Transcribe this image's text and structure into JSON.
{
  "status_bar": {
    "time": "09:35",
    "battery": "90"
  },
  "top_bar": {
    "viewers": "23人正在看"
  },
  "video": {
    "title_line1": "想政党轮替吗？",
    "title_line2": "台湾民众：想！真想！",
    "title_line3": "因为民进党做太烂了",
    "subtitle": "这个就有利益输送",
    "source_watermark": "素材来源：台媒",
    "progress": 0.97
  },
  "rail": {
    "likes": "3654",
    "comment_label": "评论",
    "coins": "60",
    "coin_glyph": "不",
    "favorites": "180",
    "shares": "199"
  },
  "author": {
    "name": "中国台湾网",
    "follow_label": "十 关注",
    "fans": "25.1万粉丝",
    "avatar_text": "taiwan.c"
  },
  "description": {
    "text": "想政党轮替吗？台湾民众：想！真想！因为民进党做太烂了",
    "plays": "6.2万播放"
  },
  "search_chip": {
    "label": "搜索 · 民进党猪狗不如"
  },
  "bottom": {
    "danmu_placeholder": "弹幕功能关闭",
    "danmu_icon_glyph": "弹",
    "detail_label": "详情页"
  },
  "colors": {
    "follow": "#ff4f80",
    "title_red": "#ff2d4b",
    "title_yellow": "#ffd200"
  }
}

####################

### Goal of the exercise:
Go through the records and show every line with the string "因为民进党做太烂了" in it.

### Exercise result:
    "title_line3": "因为民进党做太烂了",
    "text": "想政党轮替吗？台湾民众：想！真想！因为民进党做太烂了",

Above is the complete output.